+++ PROVIDED ENTRIES

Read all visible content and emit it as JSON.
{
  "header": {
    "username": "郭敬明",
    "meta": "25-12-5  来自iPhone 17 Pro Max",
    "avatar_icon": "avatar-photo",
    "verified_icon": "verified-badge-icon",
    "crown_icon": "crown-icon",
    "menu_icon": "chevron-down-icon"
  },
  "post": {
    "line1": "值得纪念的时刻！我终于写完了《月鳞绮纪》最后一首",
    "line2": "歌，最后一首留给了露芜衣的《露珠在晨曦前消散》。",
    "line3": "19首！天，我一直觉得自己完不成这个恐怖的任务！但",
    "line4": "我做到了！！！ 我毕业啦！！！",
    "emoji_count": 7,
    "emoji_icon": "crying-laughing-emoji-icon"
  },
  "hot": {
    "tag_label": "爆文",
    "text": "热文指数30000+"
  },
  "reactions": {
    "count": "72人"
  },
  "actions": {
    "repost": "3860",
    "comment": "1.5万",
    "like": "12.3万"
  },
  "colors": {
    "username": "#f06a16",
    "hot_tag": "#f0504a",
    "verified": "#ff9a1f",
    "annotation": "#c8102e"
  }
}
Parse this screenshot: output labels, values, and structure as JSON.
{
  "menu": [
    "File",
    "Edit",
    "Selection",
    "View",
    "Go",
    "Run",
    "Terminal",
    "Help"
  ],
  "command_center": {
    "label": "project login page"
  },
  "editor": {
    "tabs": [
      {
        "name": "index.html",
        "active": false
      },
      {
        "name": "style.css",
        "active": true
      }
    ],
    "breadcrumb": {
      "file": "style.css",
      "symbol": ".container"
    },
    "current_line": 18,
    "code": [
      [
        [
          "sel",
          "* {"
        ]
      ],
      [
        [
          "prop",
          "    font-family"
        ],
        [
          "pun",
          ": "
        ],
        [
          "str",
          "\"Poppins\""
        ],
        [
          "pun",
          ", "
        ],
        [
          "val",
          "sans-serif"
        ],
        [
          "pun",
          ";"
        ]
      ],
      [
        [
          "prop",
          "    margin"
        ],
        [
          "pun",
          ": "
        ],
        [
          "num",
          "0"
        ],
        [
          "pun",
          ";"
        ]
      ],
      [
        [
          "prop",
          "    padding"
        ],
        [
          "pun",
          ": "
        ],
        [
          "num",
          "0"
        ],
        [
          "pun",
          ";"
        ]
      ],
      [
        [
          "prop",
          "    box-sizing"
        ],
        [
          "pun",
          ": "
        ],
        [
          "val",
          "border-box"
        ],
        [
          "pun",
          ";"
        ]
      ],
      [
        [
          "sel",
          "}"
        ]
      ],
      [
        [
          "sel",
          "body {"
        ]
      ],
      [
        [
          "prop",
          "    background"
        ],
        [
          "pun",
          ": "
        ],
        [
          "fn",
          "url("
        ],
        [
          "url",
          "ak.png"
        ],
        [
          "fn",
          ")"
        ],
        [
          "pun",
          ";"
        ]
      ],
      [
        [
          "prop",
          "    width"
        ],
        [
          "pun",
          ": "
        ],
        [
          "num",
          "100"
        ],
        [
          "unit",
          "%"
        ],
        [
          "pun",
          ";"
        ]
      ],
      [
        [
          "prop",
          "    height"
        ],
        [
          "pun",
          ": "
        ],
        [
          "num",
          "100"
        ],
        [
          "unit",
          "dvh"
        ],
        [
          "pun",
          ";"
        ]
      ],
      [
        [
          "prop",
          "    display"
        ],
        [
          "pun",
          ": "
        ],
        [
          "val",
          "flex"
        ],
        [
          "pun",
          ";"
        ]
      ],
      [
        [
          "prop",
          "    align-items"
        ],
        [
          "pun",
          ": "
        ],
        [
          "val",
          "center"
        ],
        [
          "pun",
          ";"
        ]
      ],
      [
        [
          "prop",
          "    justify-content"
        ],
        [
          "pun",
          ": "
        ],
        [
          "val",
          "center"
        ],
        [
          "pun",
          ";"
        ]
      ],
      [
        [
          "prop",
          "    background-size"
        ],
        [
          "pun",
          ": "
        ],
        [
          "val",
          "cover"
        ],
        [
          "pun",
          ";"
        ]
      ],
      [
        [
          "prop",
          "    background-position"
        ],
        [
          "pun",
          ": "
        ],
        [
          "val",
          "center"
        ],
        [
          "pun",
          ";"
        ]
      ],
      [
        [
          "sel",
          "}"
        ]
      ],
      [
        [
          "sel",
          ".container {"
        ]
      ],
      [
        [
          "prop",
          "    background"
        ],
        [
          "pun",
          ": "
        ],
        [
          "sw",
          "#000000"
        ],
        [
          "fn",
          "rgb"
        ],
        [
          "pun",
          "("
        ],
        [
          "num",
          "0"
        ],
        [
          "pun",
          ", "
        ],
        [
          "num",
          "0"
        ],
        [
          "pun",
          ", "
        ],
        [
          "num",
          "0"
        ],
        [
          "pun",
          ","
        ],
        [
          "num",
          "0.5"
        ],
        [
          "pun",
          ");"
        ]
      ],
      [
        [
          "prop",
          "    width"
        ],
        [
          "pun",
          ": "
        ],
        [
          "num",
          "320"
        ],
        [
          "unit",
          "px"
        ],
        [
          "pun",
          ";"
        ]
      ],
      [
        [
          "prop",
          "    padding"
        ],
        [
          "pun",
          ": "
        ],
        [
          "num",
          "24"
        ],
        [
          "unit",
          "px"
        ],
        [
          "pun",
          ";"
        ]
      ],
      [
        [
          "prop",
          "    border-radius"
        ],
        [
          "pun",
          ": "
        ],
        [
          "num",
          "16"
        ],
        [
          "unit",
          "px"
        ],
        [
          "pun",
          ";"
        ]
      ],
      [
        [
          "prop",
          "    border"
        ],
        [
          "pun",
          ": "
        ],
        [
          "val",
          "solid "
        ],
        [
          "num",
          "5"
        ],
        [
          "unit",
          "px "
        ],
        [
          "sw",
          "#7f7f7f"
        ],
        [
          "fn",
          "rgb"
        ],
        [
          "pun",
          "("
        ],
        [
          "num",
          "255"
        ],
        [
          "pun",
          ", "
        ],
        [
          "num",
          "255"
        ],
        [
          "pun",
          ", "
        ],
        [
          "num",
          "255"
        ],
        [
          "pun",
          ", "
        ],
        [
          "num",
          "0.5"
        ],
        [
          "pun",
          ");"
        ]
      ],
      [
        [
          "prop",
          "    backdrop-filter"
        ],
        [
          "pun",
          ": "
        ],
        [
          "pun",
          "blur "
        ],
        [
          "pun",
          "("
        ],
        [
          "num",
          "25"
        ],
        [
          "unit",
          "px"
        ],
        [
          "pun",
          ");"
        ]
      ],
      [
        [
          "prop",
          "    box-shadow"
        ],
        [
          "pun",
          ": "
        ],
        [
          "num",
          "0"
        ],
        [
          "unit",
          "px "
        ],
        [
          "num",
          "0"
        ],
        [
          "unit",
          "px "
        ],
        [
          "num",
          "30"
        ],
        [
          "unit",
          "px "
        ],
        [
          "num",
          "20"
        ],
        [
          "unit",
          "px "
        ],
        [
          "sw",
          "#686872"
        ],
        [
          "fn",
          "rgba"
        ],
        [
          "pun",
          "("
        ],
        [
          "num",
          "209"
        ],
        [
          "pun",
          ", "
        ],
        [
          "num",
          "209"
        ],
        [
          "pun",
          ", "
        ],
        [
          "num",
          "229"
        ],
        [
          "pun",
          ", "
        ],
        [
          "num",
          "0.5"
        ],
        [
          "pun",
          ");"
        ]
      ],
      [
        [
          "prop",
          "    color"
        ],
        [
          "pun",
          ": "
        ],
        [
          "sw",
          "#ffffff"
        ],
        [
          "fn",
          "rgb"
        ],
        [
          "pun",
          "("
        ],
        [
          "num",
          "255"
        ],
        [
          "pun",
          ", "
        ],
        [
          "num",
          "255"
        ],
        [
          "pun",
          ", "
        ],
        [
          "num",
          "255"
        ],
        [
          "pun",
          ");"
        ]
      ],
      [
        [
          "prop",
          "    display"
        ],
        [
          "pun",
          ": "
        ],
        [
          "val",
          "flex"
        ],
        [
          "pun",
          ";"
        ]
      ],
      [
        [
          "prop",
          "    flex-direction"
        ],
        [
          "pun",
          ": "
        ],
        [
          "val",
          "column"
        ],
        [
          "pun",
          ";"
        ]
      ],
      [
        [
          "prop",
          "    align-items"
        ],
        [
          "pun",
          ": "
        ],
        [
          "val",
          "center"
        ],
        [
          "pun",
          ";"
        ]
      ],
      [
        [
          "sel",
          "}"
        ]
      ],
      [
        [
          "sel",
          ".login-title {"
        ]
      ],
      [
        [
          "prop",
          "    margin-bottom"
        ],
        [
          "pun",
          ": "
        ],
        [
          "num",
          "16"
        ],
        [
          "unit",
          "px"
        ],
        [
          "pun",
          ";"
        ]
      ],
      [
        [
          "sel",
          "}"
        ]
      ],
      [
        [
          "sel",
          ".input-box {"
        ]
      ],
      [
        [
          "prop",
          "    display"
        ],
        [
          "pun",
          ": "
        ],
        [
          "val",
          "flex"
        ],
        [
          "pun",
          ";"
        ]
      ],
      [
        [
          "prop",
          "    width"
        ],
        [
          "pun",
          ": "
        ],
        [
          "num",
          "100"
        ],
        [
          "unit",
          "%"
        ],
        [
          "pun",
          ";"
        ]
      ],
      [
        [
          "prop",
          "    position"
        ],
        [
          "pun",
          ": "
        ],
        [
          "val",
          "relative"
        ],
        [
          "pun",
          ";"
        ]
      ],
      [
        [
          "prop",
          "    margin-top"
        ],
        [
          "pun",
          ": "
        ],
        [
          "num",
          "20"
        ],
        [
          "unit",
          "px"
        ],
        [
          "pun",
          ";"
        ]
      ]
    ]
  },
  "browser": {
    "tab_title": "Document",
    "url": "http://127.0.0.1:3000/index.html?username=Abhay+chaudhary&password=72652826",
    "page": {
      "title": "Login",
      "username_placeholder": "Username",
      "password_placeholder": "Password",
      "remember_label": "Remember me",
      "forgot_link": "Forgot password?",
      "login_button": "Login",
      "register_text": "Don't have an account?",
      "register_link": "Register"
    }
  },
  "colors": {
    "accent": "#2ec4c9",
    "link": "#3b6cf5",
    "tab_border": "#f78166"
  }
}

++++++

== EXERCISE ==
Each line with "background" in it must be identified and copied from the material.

== TASK OUTPUT ==
          "    background"
          "    background-size"
          "    background-position"
          "    background"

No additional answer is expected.